====== RECORDS SHOWN ======

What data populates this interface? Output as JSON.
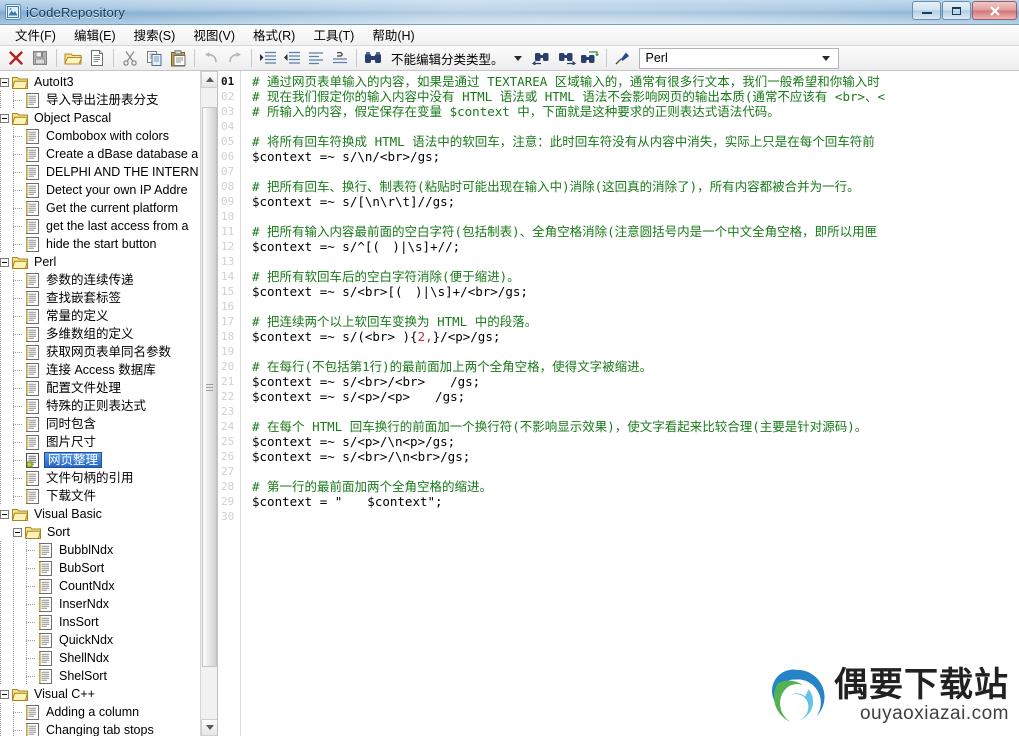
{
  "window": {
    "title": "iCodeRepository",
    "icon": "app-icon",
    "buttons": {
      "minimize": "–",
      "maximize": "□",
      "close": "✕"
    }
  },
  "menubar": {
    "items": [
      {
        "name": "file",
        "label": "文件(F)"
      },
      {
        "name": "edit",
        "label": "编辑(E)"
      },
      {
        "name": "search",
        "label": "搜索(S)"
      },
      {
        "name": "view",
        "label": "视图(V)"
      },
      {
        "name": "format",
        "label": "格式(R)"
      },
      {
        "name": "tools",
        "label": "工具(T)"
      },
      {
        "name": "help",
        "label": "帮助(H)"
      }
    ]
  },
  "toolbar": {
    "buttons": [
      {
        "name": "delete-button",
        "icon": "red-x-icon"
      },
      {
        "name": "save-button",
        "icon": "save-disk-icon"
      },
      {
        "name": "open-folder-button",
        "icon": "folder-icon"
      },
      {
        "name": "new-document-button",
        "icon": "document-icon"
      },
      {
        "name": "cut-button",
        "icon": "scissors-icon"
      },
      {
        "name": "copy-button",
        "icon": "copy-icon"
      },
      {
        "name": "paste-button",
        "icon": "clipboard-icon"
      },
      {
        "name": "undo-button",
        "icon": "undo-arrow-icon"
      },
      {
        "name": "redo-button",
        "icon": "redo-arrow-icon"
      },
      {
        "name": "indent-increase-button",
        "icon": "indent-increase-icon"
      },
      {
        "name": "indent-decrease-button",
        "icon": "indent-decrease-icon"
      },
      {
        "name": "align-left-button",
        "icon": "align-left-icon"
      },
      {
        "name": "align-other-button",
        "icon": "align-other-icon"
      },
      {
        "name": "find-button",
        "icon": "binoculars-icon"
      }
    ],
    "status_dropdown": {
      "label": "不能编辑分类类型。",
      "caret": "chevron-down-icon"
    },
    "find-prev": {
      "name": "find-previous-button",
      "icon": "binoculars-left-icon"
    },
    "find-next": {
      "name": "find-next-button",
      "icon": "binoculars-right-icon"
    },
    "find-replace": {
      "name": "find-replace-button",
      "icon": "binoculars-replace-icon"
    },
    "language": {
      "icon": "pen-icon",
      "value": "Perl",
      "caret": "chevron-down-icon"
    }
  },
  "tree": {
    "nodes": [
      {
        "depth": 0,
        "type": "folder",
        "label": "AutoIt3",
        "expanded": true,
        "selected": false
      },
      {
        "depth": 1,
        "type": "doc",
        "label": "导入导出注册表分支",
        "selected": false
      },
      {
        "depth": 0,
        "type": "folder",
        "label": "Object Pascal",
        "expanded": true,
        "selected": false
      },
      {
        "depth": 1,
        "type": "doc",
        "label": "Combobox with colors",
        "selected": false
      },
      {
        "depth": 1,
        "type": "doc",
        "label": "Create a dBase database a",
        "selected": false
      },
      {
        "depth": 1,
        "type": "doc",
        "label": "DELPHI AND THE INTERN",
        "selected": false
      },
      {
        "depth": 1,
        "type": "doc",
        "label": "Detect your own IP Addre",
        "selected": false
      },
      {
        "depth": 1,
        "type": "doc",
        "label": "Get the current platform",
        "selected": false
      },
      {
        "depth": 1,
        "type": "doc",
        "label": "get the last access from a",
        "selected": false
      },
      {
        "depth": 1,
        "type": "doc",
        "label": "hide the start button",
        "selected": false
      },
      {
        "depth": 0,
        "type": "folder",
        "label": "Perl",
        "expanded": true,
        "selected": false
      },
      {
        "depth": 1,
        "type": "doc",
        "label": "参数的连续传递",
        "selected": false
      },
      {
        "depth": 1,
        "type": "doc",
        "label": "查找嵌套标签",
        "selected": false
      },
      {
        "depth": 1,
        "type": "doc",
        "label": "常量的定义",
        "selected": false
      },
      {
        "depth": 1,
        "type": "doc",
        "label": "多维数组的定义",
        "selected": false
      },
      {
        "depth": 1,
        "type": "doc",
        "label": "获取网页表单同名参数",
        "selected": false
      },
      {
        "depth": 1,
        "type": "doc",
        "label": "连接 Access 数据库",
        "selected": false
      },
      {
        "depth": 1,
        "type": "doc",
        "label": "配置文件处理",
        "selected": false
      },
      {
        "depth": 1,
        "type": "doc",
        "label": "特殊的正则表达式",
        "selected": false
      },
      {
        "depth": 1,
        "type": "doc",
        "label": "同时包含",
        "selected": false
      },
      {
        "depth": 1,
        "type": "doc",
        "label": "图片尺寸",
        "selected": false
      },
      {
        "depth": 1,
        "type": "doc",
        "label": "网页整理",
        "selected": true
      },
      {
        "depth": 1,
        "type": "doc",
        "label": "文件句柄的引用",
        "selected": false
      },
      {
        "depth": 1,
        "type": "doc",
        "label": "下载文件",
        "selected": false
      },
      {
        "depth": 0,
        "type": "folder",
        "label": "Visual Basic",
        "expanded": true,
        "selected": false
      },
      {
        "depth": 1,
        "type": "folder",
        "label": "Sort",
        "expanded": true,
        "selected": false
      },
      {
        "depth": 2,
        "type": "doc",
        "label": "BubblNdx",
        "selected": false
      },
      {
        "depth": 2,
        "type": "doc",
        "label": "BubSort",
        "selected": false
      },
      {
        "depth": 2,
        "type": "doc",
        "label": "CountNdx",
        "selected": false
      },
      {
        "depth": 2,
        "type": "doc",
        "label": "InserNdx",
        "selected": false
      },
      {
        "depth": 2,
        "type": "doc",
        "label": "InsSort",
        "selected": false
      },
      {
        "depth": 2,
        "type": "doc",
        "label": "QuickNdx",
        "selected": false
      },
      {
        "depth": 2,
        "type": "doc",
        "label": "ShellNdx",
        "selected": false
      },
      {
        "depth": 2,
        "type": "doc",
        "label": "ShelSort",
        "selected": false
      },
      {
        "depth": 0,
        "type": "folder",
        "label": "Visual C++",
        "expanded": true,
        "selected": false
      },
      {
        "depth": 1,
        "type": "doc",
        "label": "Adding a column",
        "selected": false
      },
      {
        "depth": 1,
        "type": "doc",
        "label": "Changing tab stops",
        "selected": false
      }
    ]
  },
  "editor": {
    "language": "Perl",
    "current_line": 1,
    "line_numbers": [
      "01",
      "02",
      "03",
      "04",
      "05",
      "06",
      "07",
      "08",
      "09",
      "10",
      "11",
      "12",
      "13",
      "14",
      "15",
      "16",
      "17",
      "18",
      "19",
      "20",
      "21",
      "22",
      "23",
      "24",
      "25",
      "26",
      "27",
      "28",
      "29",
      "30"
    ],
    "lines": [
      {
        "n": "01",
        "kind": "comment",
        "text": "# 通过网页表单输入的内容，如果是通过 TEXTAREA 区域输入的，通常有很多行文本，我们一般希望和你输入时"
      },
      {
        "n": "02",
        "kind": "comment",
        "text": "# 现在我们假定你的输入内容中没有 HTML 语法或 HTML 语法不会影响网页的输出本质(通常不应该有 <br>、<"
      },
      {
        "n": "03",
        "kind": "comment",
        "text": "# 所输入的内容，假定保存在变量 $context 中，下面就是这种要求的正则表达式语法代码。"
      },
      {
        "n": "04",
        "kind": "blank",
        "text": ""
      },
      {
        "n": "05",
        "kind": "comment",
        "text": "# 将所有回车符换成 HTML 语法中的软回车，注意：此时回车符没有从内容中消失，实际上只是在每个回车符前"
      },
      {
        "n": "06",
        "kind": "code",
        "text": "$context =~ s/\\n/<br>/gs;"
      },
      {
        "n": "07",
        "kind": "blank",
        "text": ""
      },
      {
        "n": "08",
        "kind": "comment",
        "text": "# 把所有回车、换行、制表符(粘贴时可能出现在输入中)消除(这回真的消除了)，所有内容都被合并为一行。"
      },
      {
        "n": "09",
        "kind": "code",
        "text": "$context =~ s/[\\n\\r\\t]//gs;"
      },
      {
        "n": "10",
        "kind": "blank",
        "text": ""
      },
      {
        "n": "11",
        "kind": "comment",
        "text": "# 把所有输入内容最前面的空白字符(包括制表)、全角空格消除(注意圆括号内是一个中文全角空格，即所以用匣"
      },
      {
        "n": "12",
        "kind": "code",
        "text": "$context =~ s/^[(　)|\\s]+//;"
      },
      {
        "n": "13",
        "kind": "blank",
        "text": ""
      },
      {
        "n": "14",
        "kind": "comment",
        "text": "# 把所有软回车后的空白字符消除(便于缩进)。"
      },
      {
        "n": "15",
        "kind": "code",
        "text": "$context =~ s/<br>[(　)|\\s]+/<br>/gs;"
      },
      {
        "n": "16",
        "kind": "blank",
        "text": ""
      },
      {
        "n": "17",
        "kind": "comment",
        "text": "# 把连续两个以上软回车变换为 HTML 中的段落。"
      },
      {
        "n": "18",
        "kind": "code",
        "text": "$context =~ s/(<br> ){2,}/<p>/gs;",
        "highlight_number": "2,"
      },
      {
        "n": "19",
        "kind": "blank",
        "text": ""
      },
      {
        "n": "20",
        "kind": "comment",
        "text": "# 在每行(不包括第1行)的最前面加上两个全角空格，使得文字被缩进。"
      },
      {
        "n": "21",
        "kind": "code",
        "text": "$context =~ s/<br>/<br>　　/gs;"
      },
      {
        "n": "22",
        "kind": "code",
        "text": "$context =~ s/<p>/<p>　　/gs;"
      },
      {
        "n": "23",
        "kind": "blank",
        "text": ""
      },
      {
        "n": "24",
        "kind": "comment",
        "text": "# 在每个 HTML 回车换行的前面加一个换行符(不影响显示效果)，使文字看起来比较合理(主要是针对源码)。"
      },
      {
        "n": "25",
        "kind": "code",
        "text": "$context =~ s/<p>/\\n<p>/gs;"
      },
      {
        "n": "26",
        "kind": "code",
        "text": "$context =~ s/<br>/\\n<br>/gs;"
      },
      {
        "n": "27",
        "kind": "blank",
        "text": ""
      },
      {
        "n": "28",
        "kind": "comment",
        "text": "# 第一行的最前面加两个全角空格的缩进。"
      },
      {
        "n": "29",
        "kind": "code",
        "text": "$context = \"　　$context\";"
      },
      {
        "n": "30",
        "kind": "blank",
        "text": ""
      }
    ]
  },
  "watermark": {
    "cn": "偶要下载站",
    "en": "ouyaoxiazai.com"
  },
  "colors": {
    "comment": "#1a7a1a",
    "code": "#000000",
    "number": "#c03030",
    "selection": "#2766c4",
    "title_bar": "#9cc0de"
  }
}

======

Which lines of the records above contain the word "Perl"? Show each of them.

      "value": "Perl",
        "label": "Perl",
    "language": "Perl",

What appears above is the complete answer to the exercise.